Stress and anxiety are an everyday part of life, but sometimes it can build up much too far. The fact of the matter is that if stress becomes too much a part of your everyday work life, then it can quickly overtake it. If you don’t work to curb these stress levels then the results may be overall quite negative; for both your career and your personal home life.
So, with that in mind, here are the ways stress can impact both your home life and career:
It’s Making You Sick
Stress is a real health problem, it’s just as present as the common cold except there are typically no noticeable symptoms. But the impact of stress in both the short and long term can be massive, despite the symptoms being subtle, especially if you suffer from chronic stress.
Anxiety, obesity, high blood pressure and a particularly weak immune system can all develop as a result of chronic stress. Which means that it is vital to try and reduce stress wherever possible in our lives. If not for your daily peace of mind, then at least as a way to improve your long-term health prospects. As this can otherwise develop into a much more life-altering problem.
In this case, it is important to seek the help of a medical professional for advice on how to better manage your stress symptoms. You may be given professional medications or told to take supplements to help manage your stress and anxiety. This includes high strength magnesium, calcium, zinc and other similar supplements. You can also take certain multivitamins to help support this system.
The fact of the matter is that if you have a lot of stress in your life it can quickly affect your relationships. This includes both work and relationships at home (friendships and family). Stress can cause people to avoid interaction with others, as it just furthers their stress or causes them to ‘blow up’ as a result of the pent-up frustrations. Becoming withdrawn and unwilling to socialise is a big indicator of prolonged stress.
This can quickly ensure that workplace productivity suffers, as people are less willing to communicate and work with others due to stress. Therefore, causing them to be less proactive overall. Stress can quickly cause workplace relationships to deteriorate. Which, over time, can impact the way we come to think of work. With more stress and poor relationships, it can quickly feel like a negative environment on the whole, rather than a productive and happy workspace.
If you love your job, enjoy your family time or simply have a hobby that you love to do, it can all quickly fall apart thanks to stress. You may end up disliking all of the things that you once enjoyed so much. For no other reason than feeling the negative impact of a stressful work life.
This dissatisfaction eventually leads to someone leaving their job. As they feel overall run-down, less optimistic about their future in the role and it can be overwhelming in some cases (too much to do, adding to the stress). Stress and becoming dissatisfied in your job from time to time is normal, but it is important to manage these feelings over time. As, otherwise, you would be leaving and trying to find new jobs far too often to ever really be satisfied. It can also stop you doing the things that you want to do.
If an otherwise engaged employee suddenly starts to feel distant or less active at work, then this is a sign of dissatisfaction. Though it should not be an immediate cause for concern from day one, it can quickly become a problem if showcased over a longer period.
Any employee that is stressed and finding it difficult to cope with their work will quickly start showing worrying behaviours.
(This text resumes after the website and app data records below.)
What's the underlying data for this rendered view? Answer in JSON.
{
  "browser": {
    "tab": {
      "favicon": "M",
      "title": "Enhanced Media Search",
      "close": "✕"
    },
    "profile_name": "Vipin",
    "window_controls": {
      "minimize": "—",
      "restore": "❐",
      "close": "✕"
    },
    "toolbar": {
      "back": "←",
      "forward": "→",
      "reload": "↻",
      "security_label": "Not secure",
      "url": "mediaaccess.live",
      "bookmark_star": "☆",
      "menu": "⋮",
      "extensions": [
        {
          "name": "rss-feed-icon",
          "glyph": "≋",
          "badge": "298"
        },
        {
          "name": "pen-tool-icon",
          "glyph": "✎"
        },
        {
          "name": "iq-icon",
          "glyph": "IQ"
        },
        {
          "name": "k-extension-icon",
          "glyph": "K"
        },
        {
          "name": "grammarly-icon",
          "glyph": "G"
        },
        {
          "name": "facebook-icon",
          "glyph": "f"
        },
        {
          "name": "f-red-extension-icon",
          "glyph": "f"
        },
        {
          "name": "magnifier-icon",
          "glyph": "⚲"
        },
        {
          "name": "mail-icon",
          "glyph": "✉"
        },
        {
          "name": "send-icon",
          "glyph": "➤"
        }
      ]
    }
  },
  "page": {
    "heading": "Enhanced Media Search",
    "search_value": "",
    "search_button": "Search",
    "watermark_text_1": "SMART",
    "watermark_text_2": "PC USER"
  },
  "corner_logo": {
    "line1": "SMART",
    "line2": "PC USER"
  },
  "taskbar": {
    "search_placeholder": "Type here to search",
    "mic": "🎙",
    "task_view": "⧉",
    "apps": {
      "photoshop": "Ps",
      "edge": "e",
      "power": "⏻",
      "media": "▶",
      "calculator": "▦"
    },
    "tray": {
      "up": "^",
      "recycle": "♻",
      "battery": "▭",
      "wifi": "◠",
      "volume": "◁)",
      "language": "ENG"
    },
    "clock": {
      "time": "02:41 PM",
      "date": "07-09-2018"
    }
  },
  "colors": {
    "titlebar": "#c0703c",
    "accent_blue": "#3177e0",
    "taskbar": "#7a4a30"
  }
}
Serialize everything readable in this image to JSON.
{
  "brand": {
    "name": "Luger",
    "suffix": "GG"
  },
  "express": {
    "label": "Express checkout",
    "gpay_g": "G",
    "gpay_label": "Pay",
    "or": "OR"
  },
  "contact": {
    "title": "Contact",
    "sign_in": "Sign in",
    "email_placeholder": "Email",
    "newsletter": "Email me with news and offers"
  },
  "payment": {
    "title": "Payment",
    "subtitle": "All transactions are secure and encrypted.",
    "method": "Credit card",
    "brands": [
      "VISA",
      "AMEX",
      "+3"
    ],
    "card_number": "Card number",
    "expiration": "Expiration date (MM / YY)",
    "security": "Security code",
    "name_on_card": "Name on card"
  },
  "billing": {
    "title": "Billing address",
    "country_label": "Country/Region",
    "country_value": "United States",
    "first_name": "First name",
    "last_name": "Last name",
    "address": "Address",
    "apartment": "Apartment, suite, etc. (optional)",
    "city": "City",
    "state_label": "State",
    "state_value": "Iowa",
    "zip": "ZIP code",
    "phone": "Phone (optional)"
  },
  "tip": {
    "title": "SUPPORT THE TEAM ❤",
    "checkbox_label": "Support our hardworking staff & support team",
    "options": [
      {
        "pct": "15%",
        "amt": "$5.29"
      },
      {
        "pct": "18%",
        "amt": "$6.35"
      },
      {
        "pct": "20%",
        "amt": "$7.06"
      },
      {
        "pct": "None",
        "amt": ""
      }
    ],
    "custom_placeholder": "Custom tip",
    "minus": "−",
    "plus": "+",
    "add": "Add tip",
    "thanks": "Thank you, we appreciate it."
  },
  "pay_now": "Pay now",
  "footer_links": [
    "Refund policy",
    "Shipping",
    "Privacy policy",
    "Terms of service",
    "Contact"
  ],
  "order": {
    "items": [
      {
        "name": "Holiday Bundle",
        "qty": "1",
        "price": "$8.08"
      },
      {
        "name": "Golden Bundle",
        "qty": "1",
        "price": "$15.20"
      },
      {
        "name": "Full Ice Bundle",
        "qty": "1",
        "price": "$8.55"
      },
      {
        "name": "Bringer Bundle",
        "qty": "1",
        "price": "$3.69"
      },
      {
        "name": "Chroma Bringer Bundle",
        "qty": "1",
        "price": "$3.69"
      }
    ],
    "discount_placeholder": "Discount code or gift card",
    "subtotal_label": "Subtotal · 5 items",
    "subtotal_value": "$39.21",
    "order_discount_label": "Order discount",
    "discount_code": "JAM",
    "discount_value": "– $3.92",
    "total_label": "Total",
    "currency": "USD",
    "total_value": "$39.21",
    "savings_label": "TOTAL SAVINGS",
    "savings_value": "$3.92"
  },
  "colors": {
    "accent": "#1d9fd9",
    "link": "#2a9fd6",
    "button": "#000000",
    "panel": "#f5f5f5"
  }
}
Taking more sick days, showing up late to work and even taking extended breaks can all be very serious danger signs.
Turning up late can be a result of lethargy. Unwillingness or inability to get out of bed on a regular day, feeling that such a simple task is actually a mountainous effort. Lack of sleep, restlessness during the night and continued inability to relax (due to the stress) can all be the underlying cause of this.
This can quickly gain you a negative reputation at work and result even in disciplinary action, meaning it is important to try and curb this in if possible. As otherwise you put yourself at real risk of losing your job.
In such cases, it is important to get back in control of your day to day motivation. Set an earlier alarm, reward yourself for being on time and make sure that there is positive reinforcement behind every potential sick day not taken. It is all too easy to fall into a stressful wormhole, but keeping yourself out of this gravitational pull is so, so, important. As if you do not it can quickly lead to much more serious consequences.
If workplace stress becomes too much, it can quickly lead to higher turnover rates in the workplace at large. In a workplace with a high turnover, it may be the case that stress has become part of the company culture. This is extremely negative and therefore needs to be addressed immediately as a happier work culture is much better in the long run.
In some cases, the company may need to be re-built from the ground upwards to remove this very serious issue from the heart of the place. But, in doing so, the benefits will quickly become apparent.
If resignations become the norm for one role in particular, then it may be time to reassess that role. As a role with too much pressure can always be shared more evenly across multiple roles, rather than causing multiple people to feel too overwhelmed to continue. Job-sharing practices can be introduced in these scenarios to help reduce the pressure somewhat.
Overall, stress can be a silent enemy that anyone can face. Even the happiest of your coworkers could be fighting a silent battle against stress daily. For that reason, actively fighting against the daily stressors in your life and working to reduce stress (as you will likely never be rid of it completely) is of vital importance. You won’t be successful every day, but even trying can be a step in the right direction.